The federal government notched the second highest number of False Claims Act settlements in history and judgments in the last fiscal year, and two legal experts said the long-term care industry should be warned that that pace will likely continue. 

The Department of Justice announced that settlements and judgments in False Claims Act cases exceeded $2.2 billion with the vast majority — $1.7 billion — stemming from healthcare cases. In addition, the department’s press release noted that $1.9 billion of the total was related to qui tam, or whistleblower, cases.

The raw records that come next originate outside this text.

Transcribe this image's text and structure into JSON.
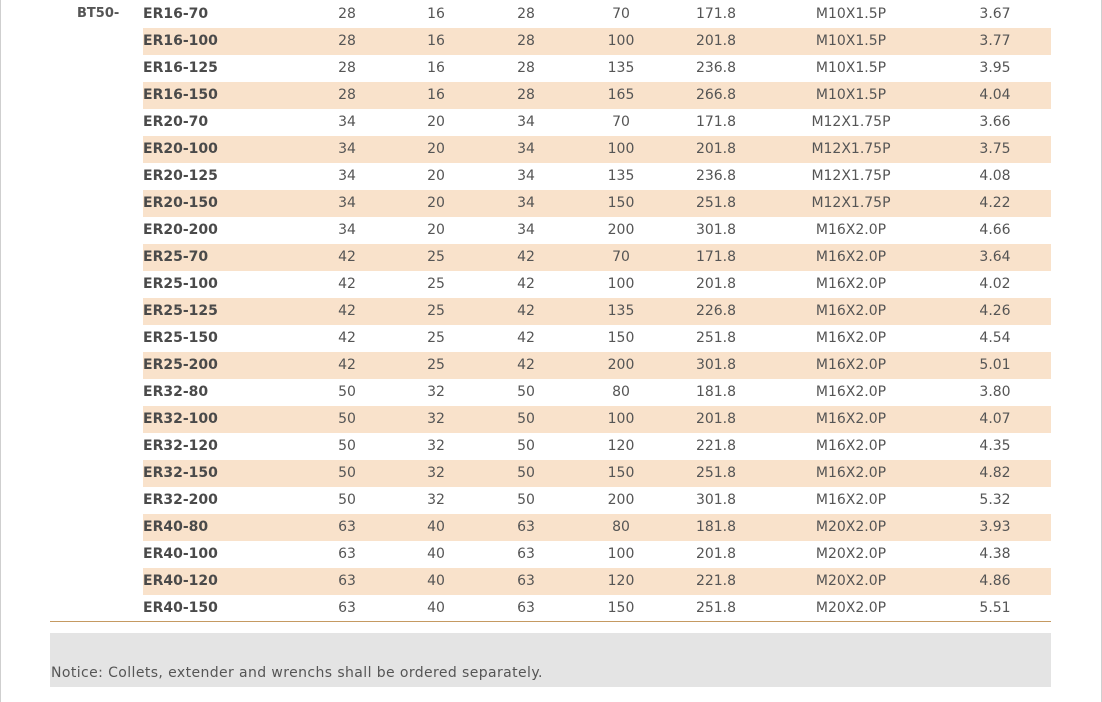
{
  "group_label": "BT50-",
  "rows": [
    [
      "ER16-70",
      "28",
      "16",
      "28",
      "70",
      "171.8",
      "M10X1.5P",
      "3.67"
    ],
    [
      "ER16-100",
      "28",
      "16",
      "28",
      "100",
      "201.8",
      "M10X1.5P",
      "3.77"
    ],
    [
      "ER16-125",
      "28",
      "16",
      "28",
      "135",
      "236.8",
      "M10X1.5P",
      "3.95"
    ],
    [
      "ER16-150",
      "28",
      "16",
      "28",
      "165",
      "266.8",
      "M10X1.5P",
      "4.04"
    ],
    [
      "ER20-70",
      "34",
      "20",
      "34",
      "70",
      "171.8",
      "M12X1.75P",
      "3.66"
    ],
    [
      "ER20-100",
      "34",
      "20",
      "34",
      "100",
      "201.8",
      "M12X1.75P",
      "3.75"
    ],
    [
      "ER20-125",
      "34",
      "20",
      "34",
      "135",
      "236.8",
      "M12X1.75P",
      "4.08"
    ],
    [
      "ER20-150",
      "34",
      "20",
      "34",
      "150",
      "251.8",
      "M12X1.75P",
      "4.22"
    ],
    [
      "ER20-200",
      "34",
      "20",
      "34",
      "200",
      "301.8",
      "M16X2.0P",
      "4.66"
    ],
    [
      "ER25-70",
      "42",
      "25",
      "42",
      "70",
      "171.8",
      "M16X2.0P",
      "3.64"
    ],
    [
      "ER25-100",
      "42",
      "25",
      "42",
      "100",
      "201.8",
      "M16X2.0P",
      "4.02"
    ],
    [
      "ER25-125",
      "42",
      "25",
      "42",
      "135",
      "226.8",
      "M16X2.0P",
      "4.26"
    ],
    [
      "ER25-150",
      "42",
      "25",
      "42",
      "150",
      "251.8",
      "M16X2.0P",
      "4.54"
    ],
    [
      "ER25-200",
      "42",
      "25",
      "42",
      "200",
      "301.8",
      "M16X2.0P",
      "5.01"
    ],
    [
      "ER32-80",
      "50",
      "32",
      "50",
      "80",
      "181.8",
      "M16X2.0P",
      "3.80"
    ],
    [
      "ER32-100",
      "50",
      "32",
      "50",
      "100",
      "201.8",
      "M16X2.0P",
      "4.07"
    ],
    [
      "ER32-120",
      "50",
      "32",
      "50",
      "120",
      "221.8",
      "M16X2.0P",
      "4.35"
    ],
    [
      "ER32-150",
      "50",
      "32",
      "50",
      "150",
      "251.8",
      "M16X2.0P",
      "4.82"
    ],
    [
      "ER32-200",
      "50",
      "32",
      "50",
      "200",
      "301.8",
      "M16X2.0P",
      "5.32"
    ],
    [
      "ER40-80",
      "63",
      "40",
      "63",
      "80",
      "181.8",
      "M20X2.0P",
      "3.93"
    ],
    [
      "ER40-100",
      "63",
      "40",
      "63",
      "100",
      "201.8",
      "M20X2.0P",
      "4.38"
    ],
    [
      "ER40-120",
      "63",
      "40",
      "63",
      "120",
      "221.8",
      "M20X2.0P",
      "4.86"
    ],
    [
      "ER40-150",
      "63",
      "40",
      "63",
      "150",
      "251.8",
      "M20X2.0P",
      "5.51"
    ]
  ],
  "notice": "Notice: Collets, extender and wrenchs shall be ordered separately.",
  "colors": {
    "row_stripe": "#f9e2cb",
    "rule": "#c59a62",
    "notice_bg": "#e4e4e4"
  }
}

The lengthy release detailed several high-profile cases, including several involving nursing homes and senior care, and the categories under which the Department of Justice pursued them. The department highlighted the case against American Health Foundation and three affiliated facilities — Cheltenham Nursing and Rehabilitation Center in Philadelphia, PA; the Sanctuary at Wilmington Place in Dayton, OH; and Samaritan Care Center and Villa in Medina, OH – for providing “grossly substandard skilled nursing services” between 2016 and 2018. 

Mysty Blagg, an attorney with Shipman & Wright LLP who is a former healthcare compliance investigator, said the releases tend to highlight the enforcement agency’s priorities. She said the release highlighted a case involving cybersecurity so nursing home operators should take the hint and focus on protecting patient personal and medical data. 

“They don’t seem to be decreasing the emphasis on nursing homes,” she said, adding that President Joe Biden’s mention of holding nursing homes accountable in last Tuesday’s State of the Union address is also a signal. “If we read the tea leaves and piece that together with the audits on the rate of the use of anti-psychotics, they’re still interested in nursing homes and seeing if they’re providing quality care to residents.”

Qui tam cases may become a more significant threat for the operators of skilled nursing facilities. Blagg said there are “a lot of disgruntled” nurses who are doing more work with fewer resources. The growing frustration of employers not listening to them can lead to situations where they feel it necessary to become whistleblowers. 

Attorney Matthew J. Murer, who chairs the Health Care, Public Policy, and Government Investigations Department Chair at Polsinelli PC, said he cautions clients to pay attention to what employees are reporting internally.

“If a complaint is filed through a complaint line and you don’t respond and don’t engage, frustrated people leave and go to an attorney and say, ‘I wasn’t listened to,’” he said.

The Justice Department’s press release noted that whistleblowers filed 652 qui tam lawsuits in fiscal year 2022. 

While Murer doesn’t expect there to be a sudden increase in the number of lawsuits filed against nursing home operators in general, he said that investigators will continue to pursue those cases aggressively. Providers should expect that any case against them will include some analysis of how they used funding from the CARES Act, the first legislation targeting economic relief from the pandemic signed into in March 2020, and from the Paycheck Protection Program. 

Given the myriad problems the sector is facing from labor shortages, Medicaid reimbursements that are not keeping pace with inflation, and a looming federal staffing mandate, Murer said the challenges providers face are “above and beyond.”

“I’ve never seen industry face the array and depth of challenges they have right now,” he added.